complexity and cost of such devices, as well as the difficulty in acquiring the required
materials. He uses the novel “The White Plague” as a potential nightmare scenario, in which
a mad scientist creates a virus capable of wiping out humanity.

Joy also voices concern about increasing computer power. His worry is that
computers will eventually become more intelligent than we are, leading to such dystopian
scenarios as robot rebellion. He notably quotes Ted Kaczynski (the Unabomber) on this

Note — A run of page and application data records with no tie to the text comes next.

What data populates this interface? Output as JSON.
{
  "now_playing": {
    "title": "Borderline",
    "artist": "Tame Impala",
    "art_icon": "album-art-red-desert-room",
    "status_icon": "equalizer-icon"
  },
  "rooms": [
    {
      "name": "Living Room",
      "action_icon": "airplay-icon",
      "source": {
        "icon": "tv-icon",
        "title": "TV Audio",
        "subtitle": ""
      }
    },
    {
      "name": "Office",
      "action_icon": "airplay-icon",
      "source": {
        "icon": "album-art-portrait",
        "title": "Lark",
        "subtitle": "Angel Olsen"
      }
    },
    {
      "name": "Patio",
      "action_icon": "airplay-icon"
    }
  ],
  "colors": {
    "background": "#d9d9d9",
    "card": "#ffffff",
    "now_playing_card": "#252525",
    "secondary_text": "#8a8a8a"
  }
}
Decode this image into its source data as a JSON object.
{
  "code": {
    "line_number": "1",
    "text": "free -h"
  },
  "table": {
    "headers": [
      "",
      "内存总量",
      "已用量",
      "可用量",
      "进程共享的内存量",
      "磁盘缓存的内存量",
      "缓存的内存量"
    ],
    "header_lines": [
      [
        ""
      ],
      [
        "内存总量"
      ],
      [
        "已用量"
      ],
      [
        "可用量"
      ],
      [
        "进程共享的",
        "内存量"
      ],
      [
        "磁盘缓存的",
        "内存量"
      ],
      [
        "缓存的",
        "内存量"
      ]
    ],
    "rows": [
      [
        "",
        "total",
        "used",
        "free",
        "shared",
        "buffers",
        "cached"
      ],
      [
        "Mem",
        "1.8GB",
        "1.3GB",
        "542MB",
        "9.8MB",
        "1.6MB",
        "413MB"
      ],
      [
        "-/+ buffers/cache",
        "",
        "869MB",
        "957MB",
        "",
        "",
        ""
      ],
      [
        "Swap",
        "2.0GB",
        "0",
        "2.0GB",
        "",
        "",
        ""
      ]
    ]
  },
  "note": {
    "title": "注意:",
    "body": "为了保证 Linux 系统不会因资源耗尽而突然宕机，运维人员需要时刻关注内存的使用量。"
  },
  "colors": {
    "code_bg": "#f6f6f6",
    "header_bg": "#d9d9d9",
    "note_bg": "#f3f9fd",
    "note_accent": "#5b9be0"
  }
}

In recent years, robotics has become increasingly applicable in our society due to
their usefulness. Initially, robots were automated machines that performed a limited
amount of tasks, but over time, their usefulness has increased, as has their complexity. If
we choose “a”, then we are at the mercy of our machines. It is not we would give them
control or that we would control, rather we might become so dependent on them that we
would have to accept their command.

In a world without humans, most of northern Europe would probably now be home
to not only wolves, Eurasian elk (moose) and bears, but also animals such as elephants and
rhinoceroses. This is demonstrated in a new study conducted by researchers from Aarhus
University, Denmark. In a previous analysis, they showed that the mass extinction of large
mammals during the Last Ice Age and in subsequent millennia(late Quaternary megafauna
extinction) is largely explainable from the expansion of modern man (Homo sapiens)
across the world.

In this follow-up study. they investigate what the natural worldwide diversity patterns of mammals would be like in the absence of past and present human impacts. At that stage the machines will be in effective control. biogeography and the current natural environmental template. What we do suggest is that the human race might easily permit itself to drift into a position of such dependence on the machines that it would have no practical choice but to accept all of the machines' . because they will be so dependent on them that turning them off would amount to suicide. based on estimates of the natural distribution of each species according to its ecology. people will let machines make more of their decisions for them. As society and the problems that face it become more and more complex and machines become more and more intelligent. People won't be able to just turn the machines off. Eventually a stage may be reached at which the decisions necessary to keep the system running will be so complex that human beings will be incapable of making them ved=0ahUKEwiCwK-4uKDeAhXFQo8KHTyrCu4Q1QIIeSgD&biw=931&bih=569 simply because machine-made decisions will bring better results than man-made ones.

What Will Be The Future Look Like Without Humans? .